Photo courtesy National Potato Board.
Omelets and frittatas seem like leisurely brunch or lunch fare. But don’t hesitate to serve them for dinner.
An hearty egg dish with a large salad is a tasty and nutritious meal at any time of the day. Vegetable fillings (see the list below) add variety, not to mention nutrients and fiber—and are one way to get vegetable-wary family members to eat more of them.
What’s the difference between an omelet and a frittata?
Omelet. With an omelet, the added ingredients are a filling, added to the beaten eggs as they set in the pan. As the omelet continues to cook, it is folded with a spatula into semi-circular or rectangular shape.
Frittata. With a frittata, the eggs and ingredients are mixed together, then cooked more slowly. The egg mixture completely fills a round pan, giving a round shape to the frittata, which looks like the cousin of a quiche (as with a quiche, a frittata can also be enjoyed at room temperature). “Frittata” comes from the Italian verb “friggere,” “to fry.”
Both can be made in the same frying pan or special omelet/frittata pan.
WHAT TO ADD TO YOUR OMELET OR FRITTATA
Sautéed Vegetables: The list is more inclusive than exclusive: artichoke, bell pepper, cabbage, cauliflower, carrot, chard, eggplant, kale, mushroom (use the wild varieties for more flavor), onion/leek/green onion, potatoes (boiled/roasted), spinach, zucchini—heck, anything you have in the fridge. Add minced jalapeño or chili flakes if you like heat.
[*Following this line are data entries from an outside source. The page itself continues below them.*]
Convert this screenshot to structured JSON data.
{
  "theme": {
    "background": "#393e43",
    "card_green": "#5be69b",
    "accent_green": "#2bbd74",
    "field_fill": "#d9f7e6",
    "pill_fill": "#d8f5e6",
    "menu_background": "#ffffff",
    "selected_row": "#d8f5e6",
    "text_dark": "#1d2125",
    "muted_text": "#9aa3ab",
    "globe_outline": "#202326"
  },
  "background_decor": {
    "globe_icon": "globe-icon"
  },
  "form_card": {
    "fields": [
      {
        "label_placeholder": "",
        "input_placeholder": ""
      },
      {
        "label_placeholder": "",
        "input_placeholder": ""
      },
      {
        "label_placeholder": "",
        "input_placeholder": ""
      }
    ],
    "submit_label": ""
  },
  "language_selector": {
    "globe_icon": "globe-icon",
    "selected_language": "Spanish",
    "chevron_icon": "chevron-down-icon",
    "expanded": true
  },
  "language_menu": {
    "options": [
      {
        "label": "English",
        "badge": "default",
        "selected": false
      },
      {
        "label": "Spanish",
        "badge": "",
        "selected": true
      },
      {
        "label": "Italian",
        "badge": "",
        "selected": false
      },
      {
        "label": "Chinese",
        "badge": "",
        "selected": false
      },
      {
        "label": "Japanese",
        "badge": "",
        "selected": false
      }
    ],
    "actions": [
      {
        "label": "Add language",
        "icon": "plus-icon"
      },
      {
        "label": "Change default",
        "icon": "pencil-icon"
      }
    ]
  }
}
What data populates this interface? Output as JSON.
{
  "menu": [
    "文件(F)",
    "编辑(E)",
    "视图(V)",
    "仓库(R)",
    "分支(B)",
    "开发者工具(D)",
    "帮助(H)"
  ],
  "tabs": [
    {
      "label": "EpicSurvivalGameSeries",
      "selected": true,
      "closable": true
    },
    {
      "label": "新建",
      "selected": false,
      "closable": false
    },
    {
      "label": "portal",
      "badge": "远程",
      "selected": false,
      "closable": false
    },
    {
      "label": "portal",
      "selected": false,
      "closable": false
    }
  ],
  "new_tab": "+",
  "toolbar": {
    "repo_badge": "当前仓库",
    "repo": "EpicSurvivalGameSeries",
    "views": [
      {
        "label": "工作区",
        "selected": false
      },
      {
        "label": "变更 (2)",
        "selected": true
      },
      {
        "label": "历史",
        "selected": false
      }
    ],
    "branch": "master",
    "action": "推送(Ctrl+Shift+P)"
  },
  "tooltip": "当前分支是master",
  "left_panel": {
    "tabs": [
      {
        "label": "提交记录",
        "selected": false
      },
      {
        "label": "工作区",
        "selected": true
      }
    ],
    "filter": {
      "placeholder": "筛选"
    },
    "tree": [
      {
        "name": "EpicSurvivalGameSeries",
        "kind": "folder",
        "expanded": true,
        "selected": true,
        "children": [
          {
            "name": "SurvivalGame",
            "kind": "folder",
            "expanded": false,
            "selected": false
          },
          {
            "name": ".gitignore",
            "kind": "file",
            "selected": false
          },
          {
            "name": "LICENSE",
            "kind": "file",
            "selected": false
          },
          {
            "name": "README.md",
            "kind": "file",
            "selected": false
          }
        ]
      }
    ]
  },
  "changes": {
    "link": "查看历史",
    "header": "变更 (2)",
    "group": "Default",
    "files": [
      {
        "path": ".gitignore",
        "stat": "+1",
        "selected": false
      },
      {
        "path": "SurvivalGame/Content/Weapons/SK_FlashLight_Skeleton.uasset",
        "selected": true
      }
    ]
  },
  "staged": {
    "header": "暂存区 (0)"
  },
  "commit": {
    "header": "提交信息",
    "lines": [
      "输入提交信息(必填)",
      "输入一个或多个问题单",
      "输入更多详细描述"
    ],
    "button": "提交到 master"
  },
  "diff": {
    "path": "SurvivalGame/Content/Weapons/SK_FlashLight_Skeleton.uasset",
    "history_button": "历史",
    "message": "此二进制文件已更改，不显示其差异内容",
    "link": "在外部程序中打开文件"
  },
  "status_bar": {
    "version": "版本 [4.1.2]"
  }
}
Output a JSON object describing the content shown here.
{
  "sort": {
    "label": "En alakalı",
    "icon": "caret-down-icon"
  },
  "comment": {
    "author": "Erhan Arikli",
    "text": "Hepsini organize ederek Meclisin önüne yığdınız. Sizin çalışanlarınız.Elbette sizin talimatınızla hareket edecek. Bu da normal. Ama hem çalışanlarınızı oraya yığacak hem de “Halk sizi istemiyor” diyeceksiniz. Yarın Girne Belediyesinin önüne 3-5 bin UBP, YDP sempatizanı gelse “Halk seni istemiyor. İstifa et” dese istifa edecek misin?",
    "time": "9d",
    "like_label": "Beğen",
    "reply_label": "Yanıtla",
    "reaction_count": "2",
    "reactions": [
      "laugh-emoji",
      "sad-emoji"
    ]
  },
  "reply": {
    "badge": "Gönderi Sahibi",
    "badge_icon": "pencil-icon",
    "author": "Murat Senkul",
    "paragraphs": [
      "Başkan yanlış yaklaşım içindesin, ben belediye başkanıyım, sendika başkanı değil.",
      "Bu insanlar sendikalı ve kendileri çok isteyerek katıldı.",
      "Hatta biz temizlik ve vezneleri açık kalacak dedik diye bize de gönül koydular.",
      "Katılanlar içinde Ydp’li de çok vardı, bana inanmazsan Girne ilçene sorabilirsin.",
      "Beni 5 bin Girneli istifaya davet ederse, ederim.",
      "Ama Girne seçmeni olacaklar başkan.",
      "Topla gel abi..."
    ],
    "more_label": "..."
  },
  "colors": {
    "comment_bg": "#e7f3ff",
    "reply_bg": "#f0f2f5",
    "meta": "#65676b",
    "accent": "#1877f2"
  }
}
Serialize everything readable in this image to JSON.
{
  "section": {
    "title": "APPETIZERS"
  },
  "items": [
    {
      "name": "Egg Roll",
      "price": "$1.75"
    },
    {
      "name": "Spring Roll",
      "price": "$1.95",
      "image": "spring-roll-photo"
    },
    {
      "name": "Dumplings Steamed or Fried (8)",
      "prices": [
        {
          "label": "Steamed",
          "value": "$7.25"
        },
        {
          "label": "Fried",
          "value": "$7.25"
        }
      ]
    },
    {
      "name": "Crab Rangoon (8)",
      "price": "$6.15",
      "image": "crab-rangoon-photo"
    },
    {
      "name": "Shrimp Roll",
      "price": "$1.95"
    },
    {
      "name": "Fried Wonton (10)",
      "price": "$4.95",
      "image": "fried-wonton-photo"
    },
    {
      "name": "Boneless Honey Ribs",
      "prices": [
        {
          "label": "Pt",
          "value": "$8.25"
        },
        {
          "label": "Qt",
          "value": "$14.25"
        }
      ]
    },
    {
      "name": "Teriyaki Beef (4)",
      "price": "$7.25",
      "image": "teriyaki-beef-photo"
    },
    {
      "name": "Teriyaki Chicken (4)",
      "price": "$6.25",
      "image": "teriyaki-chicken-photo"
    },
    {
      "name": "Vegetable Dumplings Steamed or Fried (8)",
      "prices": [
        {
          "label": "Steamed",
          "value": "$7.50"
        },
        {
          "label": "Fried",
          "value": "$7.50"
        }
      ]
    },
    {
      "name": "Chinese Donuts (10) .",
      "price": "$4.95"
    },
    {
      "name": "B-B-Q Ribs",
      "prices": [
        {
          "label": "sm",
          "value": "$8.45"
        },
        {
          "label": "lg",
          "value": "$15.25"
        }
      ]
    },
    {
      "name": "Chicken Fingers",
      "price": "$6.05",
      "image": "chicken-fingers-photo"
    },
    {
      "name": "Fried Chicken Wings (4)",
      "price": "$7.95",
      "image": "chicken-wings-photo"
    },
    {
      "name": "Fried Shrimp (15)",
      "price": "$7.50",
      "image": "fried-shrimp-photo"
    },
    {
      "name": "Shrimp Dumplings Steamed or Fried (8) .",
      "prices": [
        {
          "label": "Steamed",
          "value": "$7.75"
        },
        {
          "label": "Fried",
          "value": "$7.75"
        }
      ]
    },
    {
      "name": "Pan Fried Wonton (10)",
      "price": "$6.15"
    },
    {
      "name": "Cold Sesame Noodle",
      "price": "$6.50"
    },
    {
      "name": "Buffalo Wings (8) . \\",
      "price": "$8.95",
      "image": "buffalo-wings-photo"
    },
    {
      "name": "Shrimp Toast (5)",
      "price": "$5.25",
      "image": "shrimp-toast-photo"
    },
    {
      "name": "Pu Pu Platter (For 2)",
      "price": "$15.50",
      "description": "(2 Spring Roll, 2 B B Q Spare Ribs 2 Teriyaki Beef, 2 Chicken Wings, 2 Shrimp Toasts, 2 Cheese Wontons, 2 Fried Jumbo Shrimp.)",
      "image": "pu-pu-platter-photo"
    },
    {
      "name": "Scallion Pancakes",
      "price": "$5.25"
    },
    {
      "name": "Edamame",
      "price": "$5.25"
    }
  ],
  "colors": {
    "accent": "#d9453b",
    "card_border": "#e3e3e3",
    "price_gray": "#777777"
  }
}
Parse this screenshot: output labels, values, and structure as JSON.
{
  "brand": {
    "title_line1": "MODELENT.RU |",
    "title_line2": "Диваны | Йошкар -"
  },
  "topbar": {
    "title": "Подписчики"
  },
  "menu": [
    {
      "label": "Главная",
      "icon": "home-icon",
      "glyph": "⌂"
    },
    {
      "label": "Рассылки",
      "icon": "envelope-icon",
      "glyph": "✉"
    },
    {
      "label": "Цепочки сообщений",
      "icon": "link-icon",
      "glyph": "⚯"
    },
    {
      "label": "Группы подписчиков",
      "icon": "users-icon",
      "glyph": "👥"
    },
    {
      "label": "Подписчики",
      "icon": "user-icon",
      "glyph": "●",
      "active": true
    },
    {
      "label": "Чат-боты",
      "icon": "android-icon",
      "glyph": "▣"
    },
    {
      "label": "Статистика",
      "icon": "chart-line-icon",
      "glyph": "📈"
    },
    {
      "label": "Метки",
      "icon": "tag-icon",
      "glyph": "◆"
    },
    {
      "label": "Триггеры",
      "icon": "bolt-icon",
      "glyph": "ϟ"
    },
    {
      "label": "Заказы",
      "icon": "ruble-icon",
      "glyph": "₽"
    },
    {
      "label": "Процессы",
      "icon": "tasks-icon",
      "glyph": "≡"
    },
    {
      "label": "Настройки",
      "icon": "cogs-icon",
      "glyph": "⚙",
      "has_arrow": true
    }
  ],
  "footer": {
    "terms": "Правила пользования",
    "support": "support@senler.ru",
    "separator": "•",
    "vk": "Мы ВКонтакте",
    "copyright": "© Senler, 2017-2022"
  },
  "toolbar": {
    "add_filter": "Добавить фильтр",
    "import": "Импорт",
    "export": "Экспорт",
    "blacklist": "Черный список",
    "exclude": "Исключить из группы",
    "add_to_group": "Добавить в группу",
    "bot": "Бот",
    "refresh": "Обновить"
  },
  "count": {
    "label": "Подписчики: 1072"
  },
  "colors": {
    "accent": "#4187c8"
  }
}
Cheese: Some favorite cheeses work well: melting cheeses (Emmenthal/“Swiss,” mozzarella, Provolone; grating cheeses (Asiago, Grana Padano, Parmigiano Reggiano/Parmesan, Pecorino Romano); soft cheeses (goat cheese/chèvre).
Meat: ham/prosciutto, roast chicken/turkey, salame, sausage. When you make chicken or ham, set some aside for the next night’s frittata.
RECIPE: FRITTATA WITH POTATOES, ONION, ZUCCHINI & RED BELL PEPPER
3 tablespoons olive oil, or as needed
1 large russet potato, peeled and cut into 1/8-inch-thick slices
Salt and freshly ground black pepper, as needed
2 small zucchini, thinly sliced
2 tablespoons chopped fresh basil or ½ teaspoon dried oregano
1 small onion, thinly sliced
1/2 red bell pepper strips
5 eggs (the fresher the eggs, the tastier the omelet)
Optional: grated Parmesan cheese
To make a rectangular omelet, pick up this special Nordicware omelet pan at Willliams-Sonoma. There’s also a microwave version.
1. PREHEAT. Preheat oven to 350°F.
2. SAUTÉ. In an 8” nonstick sauté pan, heat 1 tablespoon of the olive oil over medium heat. Add the potato and cook, turning often, until tender and golden, about 10 minutes. Season with salt and pepper. Remove the potato slices with a slotted spatula and set aside in a bowl.
3. FRY. Add 1 tablespoon oil to the same pan and fry the zucchini, turning once, until tender and slightly golden, about 4 minutes. Add the basil and season with salt and pepper. Using the slotted spatula, add the zucchini to the potatoes.
4. SAUTÉ. Add enough oil to the pan to total 2 tablespoons and return to medium heat. Add the onion and sauté until soft and tender, about 10 minutes. Remove with the slotted spatula and add to the potatoes. Add the bell pepper strips to the vegetable mixture.
5. BEAT. In a large bowl, beat the eggs until well blended, adding a little of the optional Parmesan. Add to the vegetables. Pour the mixture into an oiled baking dish. Bake at 350 degrees until set and golden, about 25 minutes. Cut in half and set aside half. Cut the remaining half into wedges and enjoy for dinner. Cover the other half and refrigerate for up to 2 days for another supper.
If you’re not good at flipping a frittata or omelet, use your broiler to cook the top side. Place the pan in the broiler under a low flame. When the top is golden brown, it’s time to dig in.
Treat yourself to this excellent egg cookbook.
How many different types of eggs have you had? Check out our Egg Glossary.
Find more egg recipes in our Eggs Section.